So why are pharma companies – giants in healthcare – so behind in mHealth? It’s widely thought that the pharmaceutical industry is conservative, and fear of scrutiny and liability limits its innovation. Ultimately, this fear prevents pharma companies from producing an mHealth offering that garners sustained use and notably improves patient outcomes.
Up to now, most of the apps put out by pharma companies have been created to benefit their bottom line, not the end user. Pharma offerings generally haven’t set out to produce something that is new and innovative in the mhealth space or impacts overall, long-term health objectives. Offerings haven’t been designed for the end user – and that’s the key. To make any mobile offering successful, it has to be designed to harmoniously fit into the user’s life, and this is especially true in creating an mHealth offering. An mHealth product design must center around unique user behavior and aim to help users with varying disease states make healthier choices.
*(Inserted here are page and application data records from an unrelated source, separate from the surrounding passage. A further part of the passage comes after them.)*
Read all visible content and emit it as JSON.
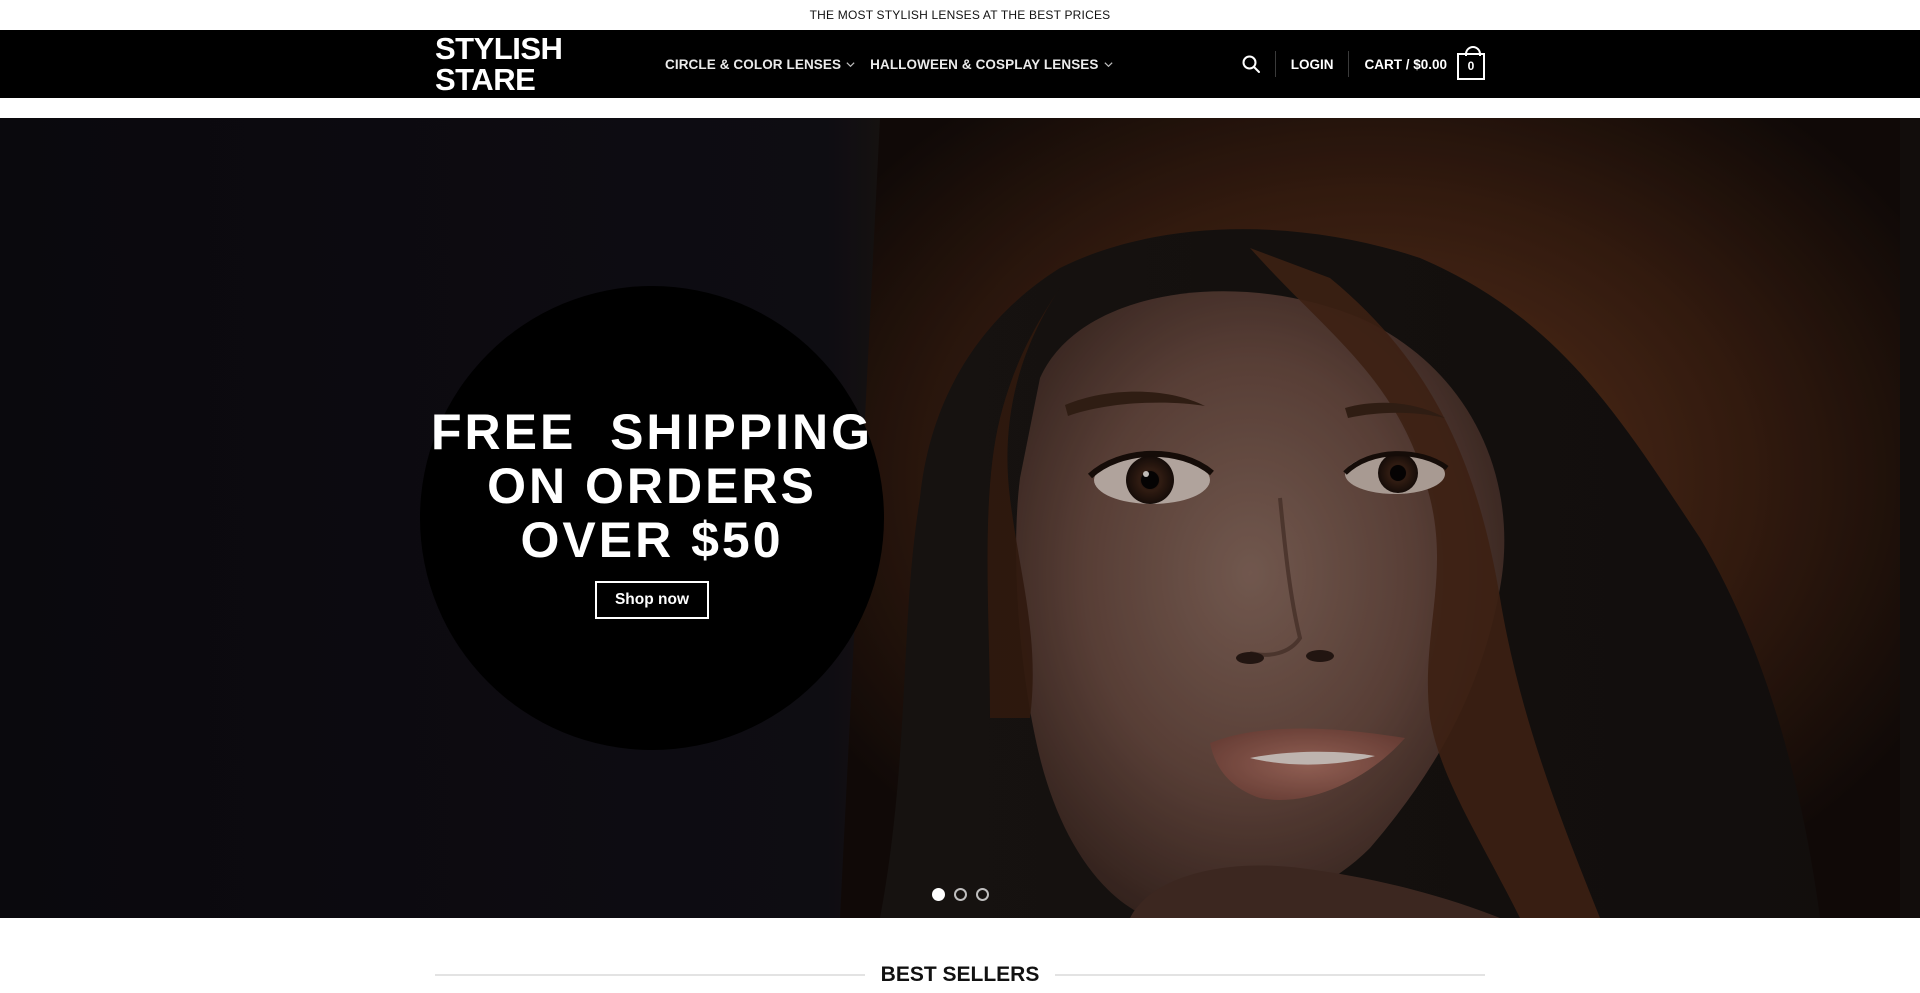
{
  "announcement": "THE MOST STYLISH LENSES AT THE BEST PRICES",
  "logo": {
    "line1": "STYLISH",
    "line2": "STARE"
  },
  "nav": {
    "items": [
      {
        "label": "CIRCLE & COLOR LENSES",
        "icon": "chevron-down-icon"
      },
      {
        "label": "HALLOWEEN & COSPLAY LENSES",
        "icon": "chevron-down-icon"
      }
    ]
  },
  "header": {
    "search_icon": "search-icon",
    "login_label": "LOGIN",
    "cart_label": "CART / $0.00",
    "cart_count": "0"
  },
  "hero": {
    "title_lines": [
      "FREE  SHIPPING",
      "ON ORDERS",
      "OVER $50"
    ],
    "button_label": "Shop now",
    "slides": 3,
    "active_slide": 1
  },
  "sections": {
    "best_sellers_title": "BEST SELLERS"
  },
  "colors": {
    "header_bg": "#000000",
    "hero_bg": "#0e0c12",
    "text_light": "#ffffff"
  }
}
Healthcare is already convoluted, scary and confusing for the average person. An mHealth offering that reduces friction in navigating healthcare systems will significantly improve patients’ treatment experience and outcomes. The mHealth design of today looks more like industrial grade machine rather than a familiar, straightforward and easy-to-use household item. Tailoring the mHealth experience to the unique needs, behaviors, knowledge levels and preferences of patients, caregivers and healthcare professionals will produce a digital offering more likely to succeed and make an impact. A worthwhile mHealth app will attempt to achieve more holistic goals instead of singular business goals. Most importantly, it will have a foundation built around user needs.
How we’re helping our pharma clients to embrace mHealth
Pharma companies can and will overcome their limitations. At Beyond, we are currently working with our pharma clients who are pushing internally to change how the industry resolves problems. We are collaborating to change the environment from a “business objective first” model to a “patient first” model. Building mobile solutions in an agile way and testing on patients, caregivers and healthcare professionals to validate features as we go ensures that our products are truly serving the needs of their audience. Understanding the needs and tensions of patients with specific diseases, and those of their caregivers and healthcare providers, is where innovation is born in terms of mHealth.
This approach will help users in the healthcare system, but it also has the potential to massively benefit the pharma industry. A user-centered offering that brings added value to the healthcare community will build consumer loyalty and subsequently a better brand perception and greater long-term profits and value. Pharma companies need to abandon their current defensive and criticism-avoidant stance and put their users first, instead of their bottom line. Breaking free of their traditionally conservative approach will unlock their potential as industry powerhouses that are also innovative leaders in mHealth.